So I’ve been gradually coming up with my list of ‘gimmicks’ in Geography in terms of activities that I’ve seen (and have been known to use – eek!) in lessons that I’m now questioning the geographical learning value of actually doing. Geography doesn’t need to be made exciting, the world is an exciting and fascinating place in itself and we need to remember that. That’s also not to say we should ditch all these teaching ideas but we need to seriously think about the context and whether or not the geographical learning is going to actually benefit.
Gimmick 1: using ICT at every opportunity because it makes it seem cool
Activities like making videos, podcasts, presentations and vlogs take time. Huge amounts of time. We often over-estimate our students’ skills in ICT and under-estimate the time it will take so that most of the effort goes on the technology rather than the Geography. Early on in my career, I had Year 8 students make ‘in-flight’ videos about the Sahara desert but it seemed to take forever for them to plan, film and edit the videos even with the support of an ICT teacher on how to use the software. Plus they remembered the videos but not the Geography!
Gimmick 2: making stuff because its creative/practical/doing
VAK has gone. Discredited. Students don’t need things in their preferred learning style so doing things with their hands is not the secret to success. Is making models of volcanoes or using plasticine to create coastal landforms really benefitting learning? As the last lesson of a term (and I’m talking period 6 when they are about to walk out of the building for two weeks) I’ve made plasticine models of coastal landforms and then taken photos of them which they had to annotate at the beginning of their first lesson back but I do question if it made any difference to their ability to explain or understand the formation of the features.

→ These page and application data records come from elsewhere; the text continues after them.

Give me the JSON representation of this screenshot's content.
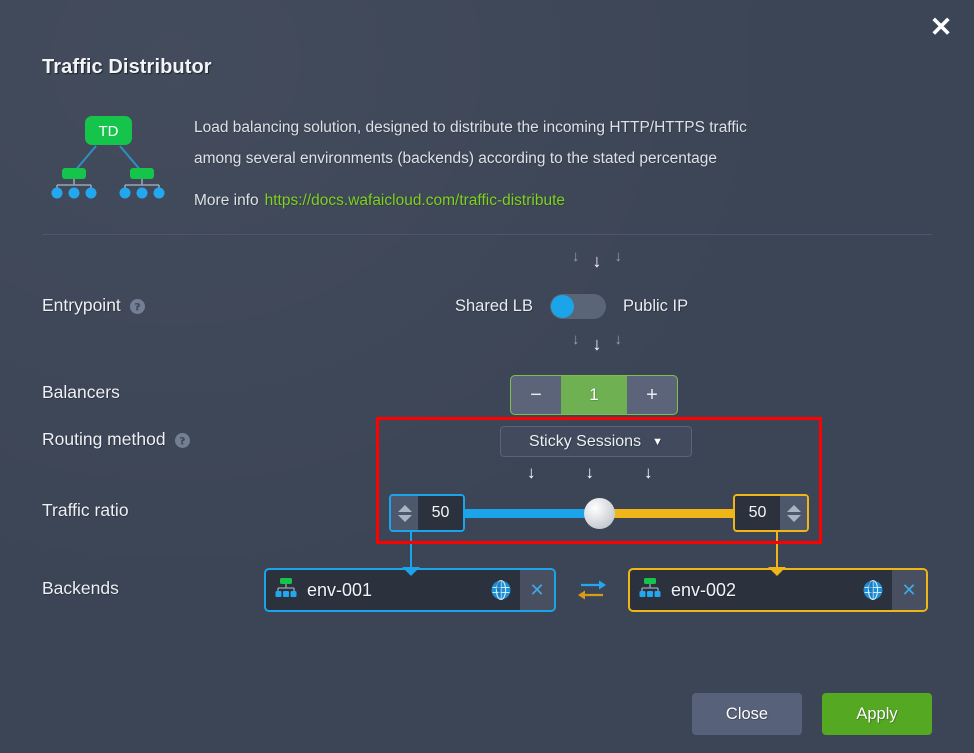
{
  "dialog": {
    "title": "Traffic Distributor",
    "close_icon": "close-icon"
  },
  "info": {
    "badge_label": "TD",
    "description_line1": "Load balancing solution, designed to distribute the incoming HTTP/HTTPS traffic",
    "description_line2": "among several environments (backends) according to the stated percentage",
    "more_info_label": "More info",
    "more_info_url": "https://docs.wafaicloud.com/traffic-distribute",
    "link_color": "#7ed321"
  },
  "entrypoint": {
    "label": "Entrypoint",
    "help_icon": "help-icon",
    "option_left": "Shared LB",
    "option_right": "Public IP",
    "selected": "Shared LB",
    "toggle_color": "#1ba4ea"
  },
  "balancers": {
    "label": "Balancers",
    "value": "1",
    "decrement_label": "−",
    "increment_label": "+",
    "accent_color": "#6fb053"
  },
  "routing": {
    "label": "Routing method",
    "help_icon": "help-icon",
    "selected": "Sticky Sessions",
    "caret_icon": "chevron-down-icon"
  },
  "traffic_ratio": {
    "label": "Traffic ratio",
    "left_value": "50",
    "right_value": "50",
    "left_color": "#1ba4ea",
    "right_color": "#f0b618"
  },
  "backends": {
    "label": "Backends",
    "swap_icon": "swap-arrows-icon",
    "items": [
      {
        "name": "env-001",
        "env_icon": "environment-icon",
        "globe_icon": "globe-icon",
        "close_icon": "close-icon",
        "accent": "#1ba4ea"
      },
      {
        "name": "env-002",
        "env_icon": "environment-icon",
        "globe_icon": "globe-icon",
        "close_icon": "close-icon",
        "accent": "#f0b618"
      }
    ]
  },
  "arrows": {
    "down": "↓"
  },
  "footer": {
    "close_label": "Close",
    "apply_label": "Apply",
    "apply_color": "#55a822"
  },
  "highlight": {
    "color": "#ff0000"
  }
}
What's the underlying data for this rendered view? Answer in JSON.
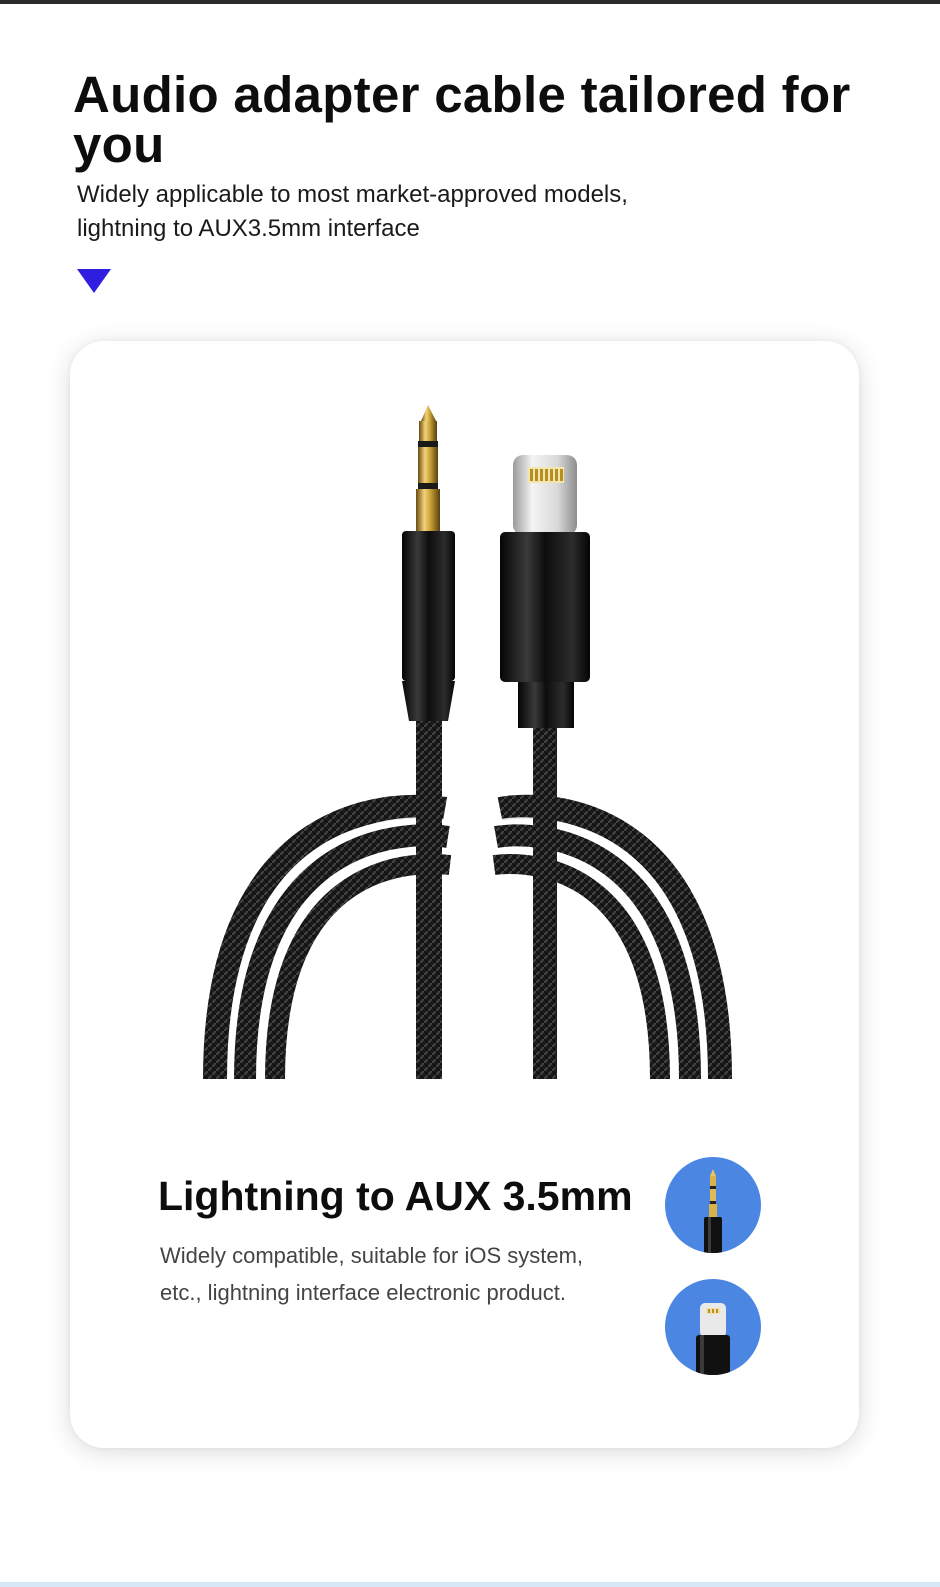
{
  "header": {
    "title": "Audio adapter cable tailored for you",
    "subtitle_line1": "Widely applicable to most market-approved models,",
    "subtitle_line2": "lightning to AUX3.5mm interface"
  },
  "feature": {
    "title": "Lightning to AUX 3.5mm",
    "description_line1": "Widely compatible, suitable for iOS system,",
    "description_line2": "etc., lightning interface electronic product."
  },
  "colors": {
    "accent_marker": "#2f1de0",
    "circle_bg": "#4a86e2",
    "gold": "#c9a238",
    "cable_black": "#141414"
  },
  "icons": [
    "aux-connector-icon",
    "lightning-connector-icon",
    "down-triangle-marker"
  ]
}
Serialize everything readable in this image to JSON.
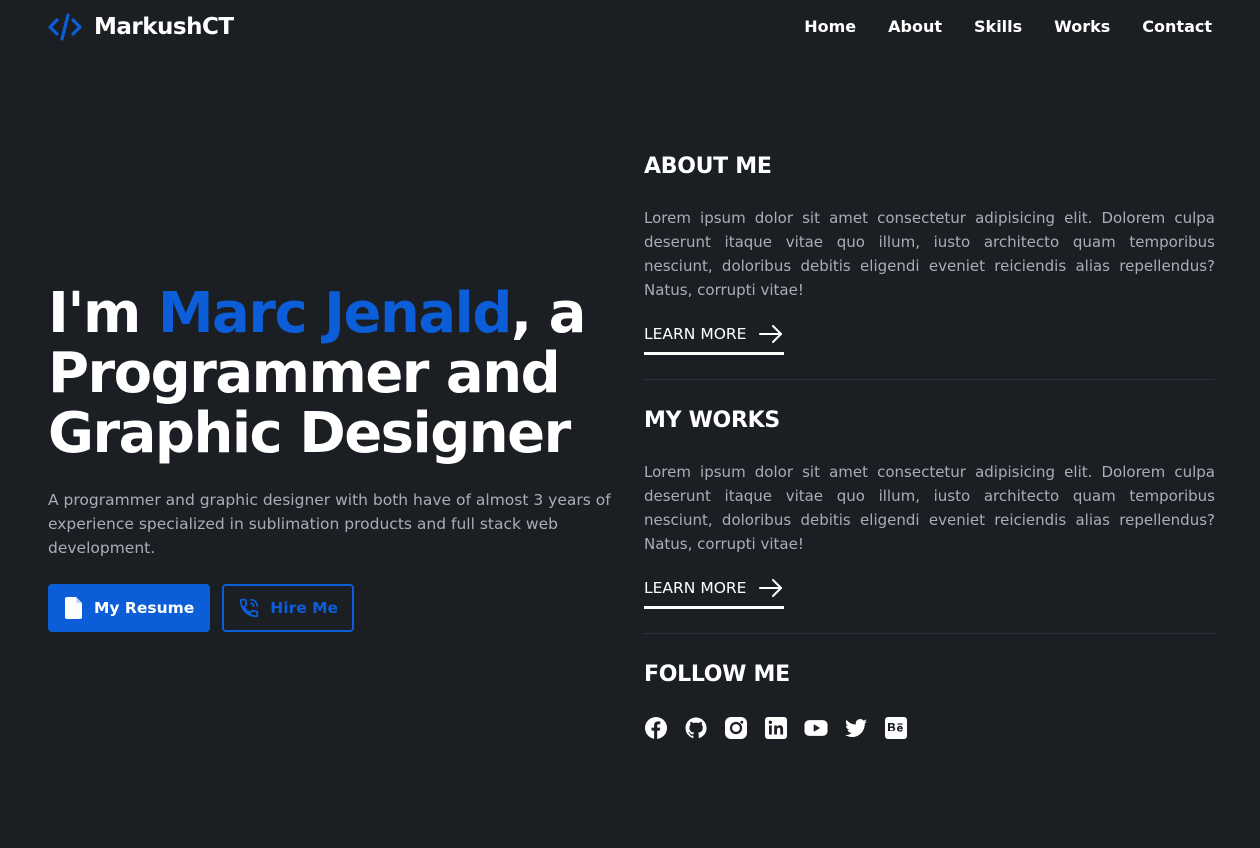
{
  "brand": {
    "name": "MarkushCT",
    "accent_color": "#0b5ed7"
  },
  "nav": {
    "items": [
      {
        "label": "Home"
      },
      {
        "label": "About"
      },
      {
        "label": "Skills"
      },
      {
        "label": "Works"
      },
      {
        "label": "Contact"
      }
    ]
  },
  "hero": {
    "title_prefix": "I'm ",
    "title_name": "Marc Jenald",
    "title_suffix": ", a Programmer and Graphic Designer",
    "description": "A programmer and graphic designer with both have of almost 3 years of experience specialized in sublimation products and full stack web development.",
    "resume_label": "My Resume",
    "hire_label": "Hire Me"
  },
  "about": {
    "title": "ABOUT ME",
    "text": "Lorem ipsum dolor sit amet consectetur adipisicing elit. Dolorem culpa deserunt itaque vitae quo illum, iusto architecto quam temporibus nesciunt, doloribus debitis eligendi eveniet reiciendis alias repellendus? Natus, corrupti vitae!",
    "link": "LEARN MORE"
  },
  "works": {
    "title": "MY WORKS",
    "text": "Lorem ipsum dolor sit amet consectetur adipisicing elit. Dolorem culpa deserunt itaque vitae quo illum, iusto architecto quam temporibus nesciunt, doloribus debitis eligendi eveniet reiciendis alias repellendus? Natus, corrupti vitae!",
    "link": "LEARN MORE"
  },
  "follow": {
    "title": "FOLLOW ME",
    "icons": [
      "facebook-icon",
      "github-icon",
      "instagram-icon",
      "linkedin-icon",
      "youtube-icon",
      "twitter-icon",
      "behance-icon"
    ]
  }
}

Gimmick 3: writing letters/news reports/voiceover scripts
Just stop and write a piece of Geography! Why write a letter to a government explaining why they should ban logging in the rainforest when you can write a reasoned argument with a justified conclusion on whether or not logging should be allowed? Higher order thinking skills developed, skills in constructing logical arguments practiced and decision making abilities refined through writing an essay that is about Geography rather than dressing it up in another way.

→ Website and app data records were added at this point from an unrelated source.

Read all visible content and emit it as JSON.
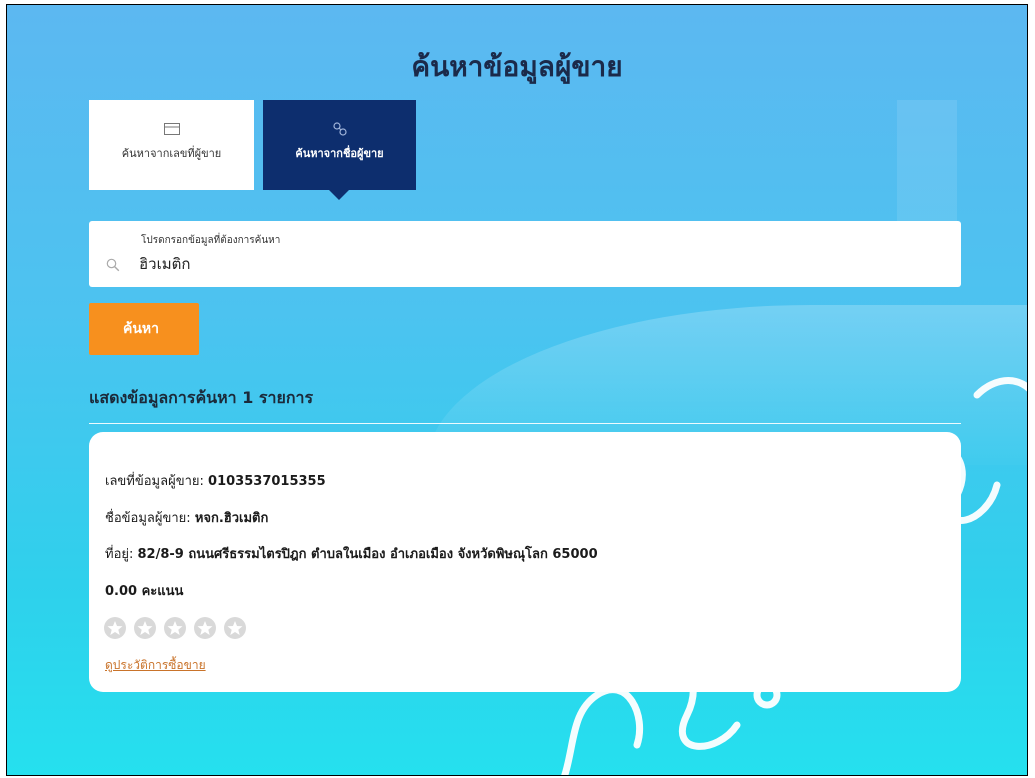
{
  "page": {
    "title": "ค้นหาข้อมูลผู้ขาย"
  },
  "tabs": [
    {
      "label": "ค้นหาจากเลขที่ผู้ขาย",
      "icon": "card-icon",
      "active": false
    },
    {
      "label": "ค้นหาจากชื่อผู้ขาย",
      "icon": "link-icon",
      "active": true
    }
  ],
  "search": {
    "label": "โปรดกรอกข้อมูลที่ต้องการค้นหา",
    "value": "ฮิวเมติก",
    "button_label": "ค้นหา"
  },
  "results": {
    "summary": "แสดงข้อมูลการค้นหา 1 รายการ",
    "items": [
      {
        "seller_id_label": "เลขที่ข้อมูลผู้ขาย:",
        "seller_id": "0103537015355",
        "seller_name_label": "ชื่อข้อมูลผู้ขาย:",
        "seller_name": "หจก.ฮิวเมติก",
        "address_label": "ที่อยู่:",
        "address": "82/8-9 ถนนศรีธรรมไตรปิฎก ตำบลในเมือง อำเภอเมือง จังหวัดพิษณุโลก 65000",
        "score": "0.00 คะแนน",
        "rating": 0,
        "max_rating": 5,
        "history_link": "ดูประวัติการซื้อขาย"
      }
    ]
  },
  "colors": {
    "accent": "#f7901e",
    "tab_active": "#0d2e6e",
    "link": "#c9732a"
  }
}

At the end of the day we need to realise that the fun in learning needs to be the learning itself. We are teachers and not entertainers. The most engagement I have seen from (dare I say it!?!) behaviourally challenging classes has been when they’ve talked about real people and real places – the world is a fascinating place and that is enough of a hook for learning.
And for one final example as I saw this recently and it just keeps going round in my head – You don’t need a mystery about why a pop star was given a woolly mammoth to get students interested in ice and glaciation. A mystery about ice and glaciation fine. But leave out the ‘trying to be cool by using a celebrity link’ as it makes it seem like it’s the celebrity that makes it interesting and not the geography! Plus the latest celebrity to us is unlikely to be the same for our students so it just shows our age! I say again, the world is a fascinating place and you don’t need to dress it up to make it seem more interesting or relevant to today!